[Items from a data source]
◇ ◇ ◇ ◇ ◇ ◇ ◇

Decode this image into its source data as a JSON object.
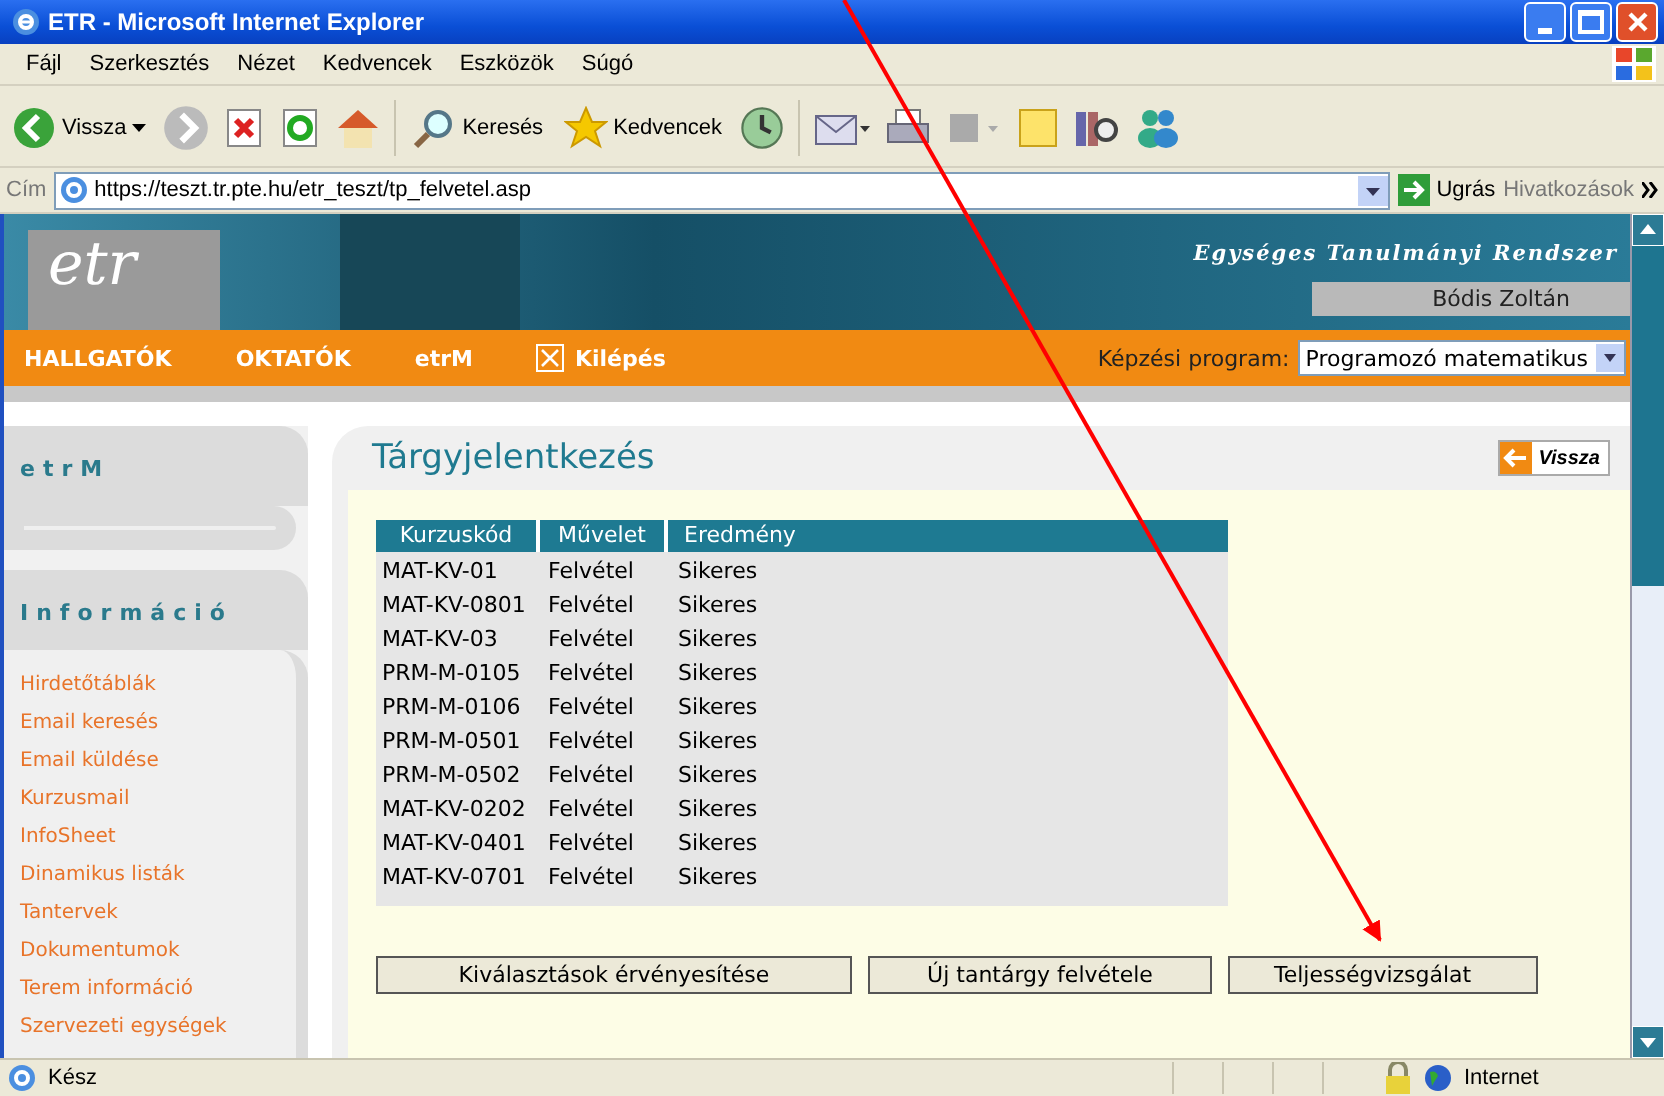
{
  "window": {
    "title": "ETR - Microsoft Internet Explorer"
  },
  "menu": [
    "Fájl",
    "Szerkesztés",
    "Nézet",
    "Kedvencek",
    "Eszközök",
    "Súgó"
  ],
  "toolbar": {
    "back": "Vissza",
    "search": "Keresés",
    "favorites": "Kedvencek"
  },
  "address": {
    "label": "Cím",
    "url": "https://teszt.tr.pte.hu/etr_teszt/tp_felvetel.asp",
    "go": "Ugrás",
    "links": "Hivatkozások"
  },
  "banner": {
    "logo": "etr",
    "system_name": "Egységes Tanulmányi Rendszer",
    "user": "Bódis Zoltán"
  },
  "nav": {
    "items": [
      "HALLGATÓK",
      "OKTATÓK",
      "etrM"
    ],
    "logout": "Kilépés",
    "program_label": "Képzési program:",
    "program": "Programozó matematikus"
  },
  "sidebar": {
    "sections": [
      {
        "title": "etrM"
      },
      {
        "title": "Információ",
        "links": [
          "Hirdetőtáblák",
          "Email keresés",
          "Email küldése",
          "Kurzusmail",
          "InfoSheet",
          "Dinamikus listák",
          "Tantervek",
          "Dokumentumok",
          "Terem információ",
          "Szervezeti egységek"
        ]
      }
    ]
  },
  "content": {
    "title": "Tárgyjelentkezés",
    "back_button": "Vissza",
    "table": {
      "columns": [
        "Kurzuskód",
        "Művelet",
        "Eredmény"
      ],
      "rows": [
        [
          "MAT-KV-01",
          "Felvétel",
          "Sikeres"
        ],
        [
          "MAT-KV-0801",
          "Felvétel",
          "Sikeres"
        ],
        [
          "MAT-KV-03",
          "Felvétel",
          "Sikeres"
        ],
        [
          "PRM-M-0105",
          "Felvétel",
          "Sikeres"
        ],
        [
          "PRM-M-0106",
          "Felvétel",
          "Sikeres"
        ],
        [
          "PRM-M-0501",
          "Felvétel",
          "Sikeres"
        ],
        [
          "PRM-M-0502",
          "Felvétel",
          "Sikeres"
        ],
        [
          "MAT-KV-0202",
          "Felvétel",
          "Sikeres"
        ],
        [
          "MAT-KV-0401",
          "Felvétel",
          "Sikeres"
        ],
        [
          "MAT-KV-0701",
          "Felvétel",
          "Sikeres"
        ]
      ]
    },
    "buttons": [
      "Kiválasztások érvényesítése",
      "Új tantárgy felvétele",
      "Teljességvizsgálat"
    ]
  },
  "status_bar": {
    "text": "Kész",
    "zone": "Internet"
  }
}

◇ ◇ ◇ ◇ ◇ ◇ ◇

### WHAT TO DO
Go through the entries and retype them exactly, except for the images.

### EXERCISE SOLUTION
Decode this image into its source data as a JSON object.
{
  "window": {
    "title": "ETR - Microsoft Internet Explorer"
  },
  "menu": [
    "Fájl",
    "Szerkesztés",
    "Nézet",
    "Kedvencek",
    "Eszközök",
    "Súgó"
  ],
  "toolbar": {
    "back": "Vissza",
    "search": "Keresés",
    "favorites": "Kedvencek"
  },
  "address": {
    "label": "Cím",
    "url": "https://teszt.tr.pte.hu/etr_teszt/tp_felvetel.asp",
    "go": "Ugrás",
    "links": "Hivatkozások"
  },
  "banner": {
    "logo": "etr",
    "system_name": "Egységes Tanulmányi Rendszer",
    "user": "Bódis Zoltán"
  },
  "nav": {
    "items": [
      "HALLGATÓK",
      "OKTATÓK",
      "etrM"
    ],
    "logout": "Kilépés",
    "program_label": "Képzési program:",
    "program": "Programozó matematikus"
  },
  "sidebar": {
    "sections": [
      {
        "title": "etrM"
      },
      {
        "title": "Információ",
        "links": [
          "Hirdetőtáblák",
          "Email keresés",
          "Email küldése",
          "Kurzusmail",
          "InfoSheet",
          "Dinamikus listák",
          "Tantervek",
          "Dokumentumok",
          "Terem információ",
          "Szervezeti egységek"
        ]
      }
    ]
  },
  "content": {
    "title": "Tárgyjelentkezés",
    "back_button": "Vissza",
    "table": {
      "columns": [
        "Kurzuskód",
        "Művelet",
        "Eredmény"
      ],
      "rows": [
        [
          "MAT-KV-01",
          "Felvétel",
          "Sikeres"
        ],
        [
          "MAT-KV-0801",
          "Felvétel",
          "Sikeres"
        ],
        [
          "MAT-KV-03",
          "Felvétel",
          "Sikeres"
        ],
        [
          "PRM-M-0105",
          "Felvétel",
          "Sikeres"
        ],
        [
          "PRM-M-0106",
          "Felvétel",
          "Sikeres"
        ],
        [
          "PRM-M-0501",
          "Felvétel",
          "Sikeres"
        ],
        [
          "PRM-M-0502",
          "Felvétel",
          "Sikeres"
        ],
        [
          "MAT-KV-0202",
          "Felvétel",
          "Sikeres"
        ],
        [
          "MAT-KV-0401",
          "Felvétel",
          "Sikeres"
        ],
        [
          "MAT-KV-0701",
          "Felvétel",
          "Sikeres"
        ]
      ]
    },
    "buttons": [
      "Kiválasztások érvényesítése",
      "Új tantárgy felvétele",
      "Teljességvizsgálat"
    ]
  },
  "status_bar": {
    "text": "Kész",
    "zone": "Internet"
  }
}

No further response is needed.